By a Junior League Active Member 

Let it go. Three words and the title of a popular Disney song, but truer words have never been spoken.

As women we are advised to lean in, but follow our passions, achieve work-life balance, but not break a sweat. To aim for the corner office and covet the designer bag, but be humble about our ambitions. We are expected to break glass ceilings for future generations of women, but very rarely are we given the advice to slow down enough to enjoy the process.

There is no finish line where we can reflect on our achievements and allow ourselves to be proud of our accomplishments. Rather, we are encouraged to continue pushing ourselves to the highest level of success, regardless of whether society’s definition of success aligns with our own. And in the process, it is quite easy to lose sight of what matters.

As a teenager, I aimed for success. In one short summer I lost 40 pounds of weight I did not have to lose, because I sadly believed that being thin would make me a success. As my hair fell out and my collarbone became more pronounced, I congratulated myself on my determination. I was one of the elusive thin girls. But it was never enough to be thin. I wanted to be the thinnest girl in my class. My self-esteem plummeted as I realized I would never be the thinnest girl – with each pound loss my body rebelled, and I was plagued with headaches and chills that could not be fixed with medication. But I refused to give up because to do so would mean failure. It was only after a high school boyfriend helped me understand that it was okay to let go that I started accepting myself for who I was: a smart, lovable young woman with a support group who liked me as I was. Many of those people are still friends today.

The theme of Disney’s Frozen resonated with me because the movie was not about the princess undergoing a makeover, landing the handsome prince, or achieving success as a career-driven woman. It was about accepting yourself just as you are and trying to be the best YOU that you can be. The characters in Frozen support other women, are strong, and have the courage to do what is right. They let go of trying to change themselves and focused on what mattered – and learned to enjoy the journey.

I’m much different than the girl I was in high school. I joined Junior League so I could have a positive impact on other women, of all ages. Part of that means being authentic and sharing my own struggles so that others know they can let it go and be okay.

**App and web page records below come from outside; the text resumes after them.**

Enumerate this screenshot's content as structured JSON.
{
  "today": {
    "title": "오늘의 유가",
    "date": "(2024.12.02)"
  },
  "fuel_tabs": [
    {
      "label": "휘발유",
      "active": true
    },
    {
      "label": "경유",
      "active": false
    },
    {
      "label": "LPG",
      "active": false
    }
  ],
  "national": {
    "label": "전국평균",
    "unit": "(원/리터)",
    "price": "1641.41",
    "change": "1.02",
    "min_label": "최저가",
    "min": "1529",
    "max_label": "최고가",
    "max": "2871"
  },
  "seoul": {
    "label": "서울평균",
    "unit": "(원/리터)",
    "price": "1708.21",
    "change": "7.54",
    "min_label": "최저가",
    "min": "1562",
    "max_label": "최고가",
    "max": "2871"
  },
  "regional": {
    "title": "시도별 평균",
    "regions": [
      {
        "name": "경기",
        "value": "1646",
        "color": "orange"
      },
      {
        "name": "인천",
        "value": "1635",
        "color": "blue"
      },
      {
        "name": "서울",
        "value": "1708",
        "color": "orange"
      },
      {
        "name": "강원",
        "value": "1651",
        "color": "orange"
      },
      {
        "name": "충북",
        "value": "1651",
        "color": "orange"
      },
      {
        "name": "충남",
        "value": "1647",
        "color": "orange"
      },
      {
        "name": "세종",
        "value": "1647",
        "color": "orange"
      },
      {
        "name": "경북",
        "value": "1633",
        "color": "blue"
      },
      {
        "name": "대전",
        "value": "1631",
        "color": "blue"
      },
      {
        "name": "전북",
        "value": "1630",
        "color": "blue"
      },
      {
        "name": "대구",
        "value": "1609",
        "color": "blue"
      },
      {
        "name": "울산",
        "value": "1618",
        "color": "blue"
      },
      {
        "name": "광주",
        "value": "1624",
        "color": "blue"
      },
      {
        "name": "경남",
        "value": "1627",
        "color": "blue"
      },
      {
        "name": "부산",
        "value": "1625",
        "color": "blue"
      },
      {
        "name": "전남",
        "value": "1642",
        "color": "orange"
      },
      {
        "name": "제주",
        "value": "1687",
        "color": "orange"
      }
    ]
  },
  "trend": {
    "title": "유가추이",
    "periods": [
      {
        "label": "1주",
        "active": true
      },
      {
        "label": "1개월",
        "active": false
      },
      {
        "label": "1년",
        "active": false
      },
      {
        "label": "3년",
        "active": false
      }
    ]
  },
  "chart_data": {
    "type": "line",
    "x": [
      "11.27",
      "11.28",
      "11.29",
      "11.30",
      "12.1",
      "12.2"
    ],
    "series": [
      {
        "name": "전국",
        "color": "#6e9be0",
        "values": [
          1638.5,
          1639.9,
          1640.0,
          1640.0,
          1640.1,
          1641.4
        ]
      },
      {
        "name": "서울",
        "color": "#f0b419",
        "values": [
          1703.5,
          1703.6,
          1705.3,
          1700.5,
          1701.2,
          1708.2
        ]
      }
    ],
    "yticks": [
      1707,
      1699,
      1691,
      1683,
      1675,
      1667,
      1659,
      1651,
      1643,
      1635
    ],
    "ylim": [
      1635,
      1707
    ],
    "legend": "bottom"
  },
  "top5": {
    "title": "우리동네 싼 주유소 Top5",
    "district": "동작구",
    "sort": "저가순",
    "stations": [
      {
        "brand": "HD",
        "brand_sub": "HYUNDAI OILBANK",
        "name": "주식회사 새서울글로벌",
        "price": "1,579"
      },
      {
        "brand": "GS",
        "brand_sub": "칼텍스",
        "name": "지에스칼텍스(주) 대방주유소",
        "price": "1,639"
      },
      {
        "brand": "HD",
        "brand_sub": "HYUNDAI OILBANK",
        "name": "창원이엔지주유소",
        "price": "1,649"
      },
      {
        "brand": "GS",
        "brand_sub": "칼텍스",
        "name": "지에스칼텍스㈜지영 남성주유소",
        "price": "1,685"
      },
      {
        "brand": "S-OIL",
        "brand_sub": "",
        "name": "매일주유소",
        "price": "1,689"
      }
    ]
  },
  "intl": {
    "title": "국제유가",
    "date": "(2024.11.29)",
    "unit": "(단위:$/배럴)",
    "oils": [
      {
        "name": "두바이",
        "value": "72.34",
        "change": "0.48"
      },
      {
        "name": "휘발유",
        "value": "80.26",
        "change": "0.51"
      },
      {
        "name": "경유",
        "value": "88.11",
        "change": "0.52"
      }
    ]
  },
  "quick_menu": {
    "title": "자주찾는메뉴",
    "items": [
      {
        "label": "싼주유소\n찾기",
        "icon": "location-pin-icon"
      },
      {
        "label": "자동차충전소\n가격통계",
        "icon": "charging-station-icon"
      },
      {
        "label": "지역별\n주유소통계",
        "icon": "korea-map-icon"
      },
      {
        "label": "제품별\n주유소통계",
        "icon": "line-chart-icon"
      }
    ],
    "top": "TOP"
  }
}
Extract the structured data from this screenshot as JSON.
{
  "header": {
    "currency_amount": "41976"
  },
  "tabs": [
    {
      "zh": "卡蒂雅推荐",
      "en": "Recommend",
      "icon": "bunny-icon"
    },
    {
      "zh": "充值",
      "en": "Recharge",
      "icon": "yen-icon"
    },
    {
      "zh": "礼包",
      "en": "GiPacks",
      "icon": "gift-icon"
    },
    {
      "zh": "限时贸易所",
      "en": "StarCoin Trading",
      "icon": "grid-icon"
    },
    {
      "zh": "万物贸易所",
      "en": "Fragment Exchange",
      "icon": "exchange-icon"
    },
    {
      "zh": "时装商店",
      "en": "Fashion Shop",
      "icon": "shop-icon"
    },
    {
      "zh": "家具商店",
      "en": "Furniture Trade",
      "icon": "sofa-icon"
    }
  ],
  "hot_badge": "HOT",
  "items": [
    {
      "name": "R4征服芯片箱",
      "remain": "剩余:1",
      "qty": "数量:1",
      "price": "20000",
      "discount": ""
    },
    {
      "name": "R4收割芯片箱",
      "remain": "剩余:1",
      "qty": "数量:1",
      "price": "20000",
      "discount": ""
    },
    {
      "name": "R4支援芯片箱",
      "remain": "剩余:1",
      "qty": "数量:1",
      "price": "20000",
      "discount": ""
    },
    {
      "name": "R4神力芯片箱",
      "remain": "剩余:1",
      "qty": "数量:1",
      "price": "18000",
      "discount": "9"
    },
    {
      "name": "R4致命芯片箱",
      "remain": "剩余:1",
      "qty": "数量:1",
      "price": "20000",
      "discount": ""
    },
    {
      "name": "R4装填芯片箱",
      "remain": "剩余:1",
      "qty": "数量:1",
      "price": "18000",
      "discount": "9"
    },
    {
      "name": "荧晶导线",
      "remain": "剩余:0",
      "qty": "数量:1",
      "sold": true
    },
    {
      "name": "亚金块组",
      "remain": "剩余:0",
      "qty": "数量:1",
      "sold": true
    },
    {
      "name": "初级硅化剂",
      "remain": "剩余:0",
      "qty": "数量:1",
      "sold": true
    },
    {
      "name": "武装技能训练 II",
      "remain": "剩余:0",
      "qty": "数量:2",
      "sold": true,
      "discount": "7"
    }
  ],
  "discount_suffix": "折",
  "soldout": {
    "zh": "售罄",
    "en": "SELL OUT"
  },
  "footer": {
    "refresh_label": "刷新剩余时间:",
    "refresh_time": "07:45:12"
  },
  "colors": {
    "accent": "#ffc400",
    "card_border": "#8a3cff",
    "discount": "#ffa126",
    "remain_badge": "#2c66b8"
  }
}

Letting go does not mean giving up. Rather, it means letting others help you and recognizing your true worth, regardless of whether you have the corner office or are the thinnest girl in the class. I’m proud to be part of a worldwide organization and our focus on increasing young women’s self-esteem. Some members have had their own struggles with depression or anxiety, others have watched loved ones struggle, and as a result, we want to help other young women define their own notions of success, so they can let go of societal expectations and embrace their true awesomeness.

“The Association of Junior Leagues International, Inc. (AJLI) is an organization of women committed to promoting voluntarism, developing the potential of women and improving communities through the effective action and leadership of trained volunteers”. That’s a pretty amazing cause to be part of. By letting go of trying to be perfect, I’m learning new skills and pushing myself to do things I normally wouldn’t, because I’m not afraid to fail. I’m surrounded by a generous group of women who encourage me to be my best self, every day. As a group, we are catalyst for change.